[Data records for software interfaces]
▬▬▬▬▬▬▬▬▬▬

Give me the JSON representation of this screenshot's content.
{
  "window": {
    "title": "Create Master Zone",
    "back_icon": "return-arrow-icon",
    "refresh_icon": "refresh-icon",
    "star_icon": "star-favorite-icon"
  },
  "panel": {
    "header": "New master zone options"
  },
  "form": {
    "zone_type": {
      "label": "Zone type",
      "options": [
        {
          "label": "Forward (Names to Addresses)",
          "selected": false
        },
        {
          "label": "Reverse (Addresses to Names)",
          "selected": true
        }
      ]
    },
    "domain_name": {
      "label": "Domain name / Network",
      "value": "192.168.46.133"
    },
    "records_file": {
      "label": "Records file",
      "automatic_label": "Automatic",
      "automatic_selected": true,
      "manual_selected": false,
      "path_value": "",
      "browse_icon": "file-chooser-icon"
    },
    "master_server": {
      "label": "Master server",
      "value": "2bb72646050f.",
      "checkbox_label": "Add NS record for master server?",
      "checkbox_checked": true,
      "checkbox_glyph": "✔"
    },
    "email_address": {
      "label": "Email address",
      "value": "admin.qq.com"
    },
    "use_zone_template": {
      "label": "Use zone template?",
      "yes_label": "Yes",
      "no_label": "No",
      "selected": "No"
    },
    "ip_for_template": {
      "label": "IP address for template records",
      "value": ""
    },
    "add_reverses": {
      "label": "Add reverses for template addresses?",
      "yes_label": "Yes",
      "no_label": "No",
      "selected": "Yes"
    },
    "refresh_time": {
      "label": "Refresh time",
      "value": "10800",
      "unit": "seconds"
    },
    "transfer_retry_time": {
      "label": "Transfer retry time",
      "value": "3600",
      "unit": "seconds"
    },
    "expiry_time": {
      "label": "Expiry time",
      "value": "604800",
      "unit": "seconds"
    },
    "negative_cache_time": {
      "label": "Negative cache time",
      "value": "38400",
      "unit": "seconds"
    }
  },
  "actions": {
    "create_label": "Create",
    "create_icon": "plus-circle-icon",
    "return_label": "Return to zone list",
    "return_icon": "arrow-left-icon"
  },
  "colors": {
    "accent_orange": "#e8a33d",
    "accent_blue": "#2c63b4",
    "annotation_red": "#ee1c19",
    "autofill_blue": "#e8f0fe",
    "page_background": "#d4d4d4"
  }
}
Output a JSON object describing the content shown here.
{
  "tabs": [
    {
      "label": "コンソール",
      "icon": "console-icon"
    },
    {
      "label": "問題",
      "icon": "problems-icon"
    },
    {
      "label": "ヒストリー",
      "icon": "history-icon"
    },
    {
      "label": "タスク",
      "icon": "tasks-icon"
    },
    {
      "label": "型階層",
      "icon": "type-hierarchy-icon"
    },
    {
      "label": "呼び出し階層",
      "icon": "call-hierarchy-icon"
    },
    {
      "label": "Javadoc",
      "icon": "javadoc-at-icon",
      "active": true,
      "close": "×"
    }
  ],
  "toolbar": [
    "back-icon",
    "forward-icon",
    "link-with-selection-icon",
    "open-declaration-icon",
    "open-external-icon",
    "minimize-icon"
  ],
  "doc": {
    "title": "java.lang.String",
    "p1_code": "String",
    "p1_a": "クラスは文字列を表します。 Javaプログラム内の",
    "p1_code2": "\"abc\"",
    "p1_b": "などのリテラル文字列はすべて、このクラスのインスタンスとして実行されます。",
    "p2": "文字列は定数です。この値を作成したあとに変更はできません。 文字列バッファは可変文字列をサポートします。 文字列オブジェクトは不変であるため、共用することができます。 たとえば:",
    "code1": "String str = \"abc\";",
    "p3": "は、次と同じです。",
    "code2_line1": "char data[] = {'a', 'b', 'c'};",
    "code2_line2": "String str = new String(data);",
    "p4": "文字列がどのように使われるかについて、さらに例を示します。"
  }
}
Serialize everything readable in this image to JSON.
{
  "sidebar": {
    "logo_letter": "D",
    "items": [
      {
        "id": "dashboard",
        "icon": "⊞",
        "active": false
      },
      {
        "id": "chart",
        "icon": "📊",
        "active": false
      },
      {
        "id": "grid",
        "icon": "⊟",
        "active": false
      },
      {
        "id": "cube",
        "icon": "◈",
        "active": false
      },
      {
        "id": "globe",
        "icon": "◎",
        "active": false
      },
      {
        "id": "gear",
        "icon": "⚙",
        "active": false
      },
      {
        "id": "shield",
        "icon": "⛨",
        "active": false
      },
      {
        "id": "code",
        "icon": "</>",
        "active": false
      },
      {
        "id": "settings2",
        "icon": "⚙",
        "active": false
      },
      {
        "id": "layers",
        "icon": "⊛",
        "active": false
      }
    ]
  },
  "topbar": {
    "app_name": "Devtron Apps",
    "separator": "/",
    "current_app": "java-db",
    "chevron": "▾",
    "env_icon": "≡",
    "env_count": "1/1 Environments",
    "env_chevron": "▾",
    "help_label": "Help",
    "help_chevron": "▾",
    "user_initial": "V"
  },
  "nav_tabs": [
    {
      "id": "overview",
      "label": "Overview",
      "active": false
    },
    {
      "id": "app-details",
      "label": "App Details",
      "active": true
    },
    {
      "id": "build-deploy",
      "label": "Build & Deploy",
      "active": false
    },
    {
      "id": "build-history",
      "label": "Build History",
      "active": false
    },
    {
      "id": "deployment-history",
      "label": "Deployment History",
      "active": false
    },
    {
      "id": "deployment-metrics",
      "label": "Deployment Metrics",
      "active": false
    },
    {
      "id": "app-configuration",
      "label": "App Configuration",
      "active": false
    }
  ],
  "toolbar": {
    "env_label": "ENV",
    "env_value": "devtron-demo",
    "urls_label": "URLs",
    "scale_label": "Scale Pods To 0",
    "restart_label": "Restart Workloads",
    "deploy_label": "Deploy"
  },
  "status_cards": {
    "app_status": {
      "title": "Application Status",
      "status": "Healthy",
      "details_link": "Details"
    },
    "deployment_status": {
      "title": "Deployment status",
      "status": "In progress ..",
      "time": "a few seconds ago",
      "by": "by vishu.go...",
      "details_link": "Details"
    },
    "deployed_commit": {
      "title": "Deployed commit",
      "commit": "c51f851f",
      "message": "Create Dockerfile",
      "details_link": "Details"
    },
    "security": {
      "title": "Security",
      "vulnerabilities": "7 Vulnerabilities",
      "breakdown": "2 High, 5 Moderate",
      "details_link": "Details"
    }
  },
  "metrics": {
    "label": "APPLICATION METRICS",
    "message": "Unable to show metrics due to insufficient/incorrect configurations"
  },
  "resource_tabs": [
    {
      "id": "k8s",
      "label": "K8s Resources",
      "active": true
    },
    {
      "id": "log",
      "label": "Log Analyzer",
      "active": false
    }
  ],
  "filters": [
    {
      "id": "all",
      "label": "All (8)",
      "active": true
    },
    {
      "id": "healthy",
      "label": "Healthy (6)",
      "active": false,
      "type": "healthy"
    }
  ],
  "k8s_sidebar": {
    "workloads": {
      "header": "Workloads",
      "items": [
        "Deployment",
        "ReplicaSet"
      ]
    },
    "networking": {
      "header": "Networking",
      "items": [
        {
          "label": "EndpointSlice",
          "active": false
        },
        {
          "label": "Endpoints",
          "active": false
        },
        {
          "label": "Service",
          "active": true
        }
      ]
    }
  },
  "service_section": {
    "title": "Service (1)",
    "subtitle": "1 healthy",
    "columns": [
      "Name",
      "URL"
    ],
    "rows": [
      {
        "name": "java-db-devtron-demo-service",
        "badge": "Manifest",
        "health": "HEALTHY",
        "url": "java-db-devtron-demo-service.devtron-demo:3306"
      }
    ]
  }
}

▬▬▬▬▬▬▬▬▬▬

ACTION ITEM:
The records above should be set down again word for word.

ANSWER TO THIS PROBLEM:
Give me the JSON representation of this screenshot's content.
{
  "window": {
    "title": "Create Master Zone",
    "back_icon": "return-arrow-icon",
    "refresh_icon": "refresh-icon",
    "star_icon": "star-favorite-icon"
  },
  "panel": {
    "header": "New master zone options"
  },
  "form": {
    "zone_type": {
      "label": "Zone type",
      "options": [
        {
          "label": "Forward (Names to Addresses)",
          "selected": false
        },
        {
          "label": "Reverse (Addresses to Names)",
          "selected": true
        }
      ]
    },
    "domain_name": {
      "label": "Domain name / Network",
      "value": "192.168.46.133"
    },
    "records_file": {
      "label": "Records file",
      "automatic_label": "Automatic",
      "automatic_selected": true,
      "manual_selected": false,
      "path_value": "",
      "browse_icon": "file-chooser-icon"
    },
    "master_server": {
      "label": "Master server",
      "value": "2bb72646050f.",
      "checkbox_label": "Add NS record for master server?",
      "checkbox_checked": true,
      "checkbox_glyph": "✔"
    },
    "email_address": {
      "label": "Email address",
      "value": "admin.qq.com"
    },
    "use_zone_template": {
      "label": "Use zone template?",
      "yes_label": "Yes",
      "no_label": "No",
      "selected": "No"
    },
    "ip_for_template": {
      "label": "IP address for template records",
      "value": ""
    },
    "add_reverses": {
      "label": "Add reverses for template addresses?",
      "yes_label": "Yes",
      "no_label": "No",
      "selected": "Yes"
    },
    "refresh_time": {
      "label": "Refresh time",
      "value": "10800",
      "unit": "seconds"
    },
    "transfer_retry_time": {
      "label": "Transfer retry time",
      "value": "3600",
      "unit": "seconds"
    },
    "expiry_time": {
      "label": "Expiry time",
      "value": "604800",
      "unit": "seconds"
    },
    "negative_cache_time": {
      "label": "Negative cache time",
      "value": "38400",
      "unit": "seconds"
    }
  },
  "actions": {
    "create_label": "Create",
    "create_icon": "plus-circle-icon",
    "return_label": "Return to zone list",
    "return_icon": "arrow-left-icon"
  },
  "colors": {
    "accent_orange": "#e8a33d",
    "accent_blue": "#2c63b4",
    "annotation_red": "#ee1c19",
    "autofill_blue": "#e8f0fe",
    "page_background": "#d4d4d4"
  }
}
Output a JSON object describing the content shown here.
{
  "tabs": [
    {
      "label": "コンソール",
      "icon": "console-icon"
    },
    {
      "label": "問題",
      "icon": "problems-icon"
    },
    {
      "label": "ヒストリー",
      "icon": "history-icon"
    },
    {
      "label": "タスク",
      "icon": "tasks-icon"
    },
    {
      "label": "型階層",
      "icon": "type-hierarchy-icon"
    },
    {
      "label": "呼び出し階層",
      "icon": "call-hierarchy-icon"
    },
    {
      "label": "Javadoc",
      "icon": "javadoc-at-icon",
      "active": true,
      "close": "×"
    }
  ],
  "toolbar": [
    "back-icon",
    "forward-icon",
    "link-with-selection-icon",
    "open-declaration-icon",
    "open-external-icon",
    "minimize-icon"
  ],
  "doc": {
    "title": "java.lang.String",
    "p1_code": "String",
    "p1_a": "クラスは文字列を表します。 Javaプログラム内の",
    "p1_code2": "\"abc\"",
    "p1_b": "などのリテラル文字列はすべて、このクラスのインスタンスとして実行されます。",
    "p2": "文字列は定数です。この値を作成したあとに変更はできません。 文字列バッファは可変文字列をサポートします。 文字列オブジェクトは不変であるため、共用することができます。 たとえば:",
    "code1": "String str = \"abc\";",
    "p3": "は、次と同じです。",
    "code2_line1": "char data[] = {'a', 'b', 'c'};",
    "code2_line2": "String str = new String(data);",
    "p4": "文字列がどのように使われるかについて、さらに例を示します。"
  }
}
Serialize everything readable in this image to JSON.
{
  "sidebar": {
    "logo_letter": "D",
    "items": [
      {
        "id": "dashboard",
        "icon": "⊞",
        "active": false
      },
      {
        "id": "chart",
        "icon": "📊",
        "active": false
      },
      {
        "id": "grid",
        "icon": "⊟",
        "active": false
      },
      {
        "id": "cube",
        "icon": "◈",
        "active": false
      },
      {
        "id": "globe",
        "icon": "◎",
        "active": false
      },
      {
        "id": "gear",
        "icon": "⚙",
        "active": false
      },
      {
        "id": "shield",
        "icon": "⛨",
        "active": false
      },
      {
        "id": "code",
        "icon": "</>",
        "active": false
      },
      {
        "id": "settings2",
        "icon": "⚙",
        "active": false
      },
      {
        "id": "layers",
        "icon": "⊛",
        "active": false
      }
    ]
  },
  "topbar": {
    "app_name": "Devtron Apps",
    "separator": "/",
    "current_app": "java-db",
    "chevron": "▾",
    "env_icon": "≡",
    "env_count": "1/1 Environments",
    "env_chevron": "▾",
    "help_label": "Help",
    "help_chevron": "▾",
    "user_initial": "V"
  },
  "nav_tabs": [
    {
      "id": "overview",
      "label": "Overview",
      "active": false
    },
    {
      "id": "app-details",
      "label": "App Details",
      "active": true
    },
    {
      "id": "build-deploy",
      "label": "Build & Deploy",
      "active": false
    },
    {
      "id": "build-history",
      "label": "Build History",
      "active": false
    },
    {
      "id": "deployment-history",
      "label": "Deployment History",
      "active": false
    },
    {
      "id": "deployment-metrics",
      "label": "Deployment Metrics",
      "active": false
    },
    {
      "id": "app-configuration",
      "label": "App Configuration",
      "active": false
    }
  ],
  "toolbar": {
    "env_label": "ENV",
    "env_value": "devtron-demo",
    "urls_label": "URLs",
    "scale_label": "Scale Pods To 0",
    "restart_label": "Restart Workloads",
    "deploy_label": "Deploy"
  },
  "status_cards": {
    "app_status": {
      "title": "Application Status",
      "status": "Healthy",
      "details_link": "Details"
    },
    "deployment_status": {
      "title": "Deployment status",
      "status": "In progress ..",
      "time": "a few seconds ago",
      "by": "by vishu.go...",
      "details_link": "Details"
    },
    "deployed_commit": {
      "title": "Deployed commit",
      "commit": "c51f851f",
      "message": "Create Dockerfile",
      "details_link": "Details"
    },
    "security": {
      "title": "Security",
      "vulnerabilities": "7 Vulnerabilities",
      "breakdown": "2 High, 5 Moderate",
      "details_link": "Details"
    }
  },
  "metrics": {
    "label": "APPLICATION METRICS",
    "message": "Unable to show metrics due to insufficient/incorrect configurations"
  },
  "resource_tabs": [
    {
      "id": "k8s",
      "label": "K8s Resources",
      "active": true
    },
    {
      "id": "log",
      "label": "Log Analyzer",
      "active": false
    }
  ],
  "filters": [
    {
      "id": "all",
      "label": "All (8)",
      "active": true
    },
    {
      "id": "healthy",
      "label": "Healthy (6)",
      "active": false,
      "type": "healthy"
    }
  ],
  "k8s_sidebar": {
    "workloads": {
      "header": "Workloads",
      "items": [
        "Deployment",
        "ReplicaSet"
      ]
    },
    "networking": {
      "header": "Networking",
      "items": [
        {
          "label": "EndpointSlice",
          "active": false
        },
        {
          "label": "Endpoints",
          "active": false
        },
        {
          "label": "Service",
          "active": true
        }
      ]
    }
  },
  "service_section": {
    "title": "Service (1)",
    "subtitle": "1 healthy",
    "columns": [
      "Name",
      "URL"
    ],
    "rows": [
      {
        "name": "java-db-devtron-demo-service",
        "badge": "Manifest",
        "health": "HEALTHY",
        "url": "java-db-devtron-demo-service.devtron-demo:3306"
      }
    ]
  }
}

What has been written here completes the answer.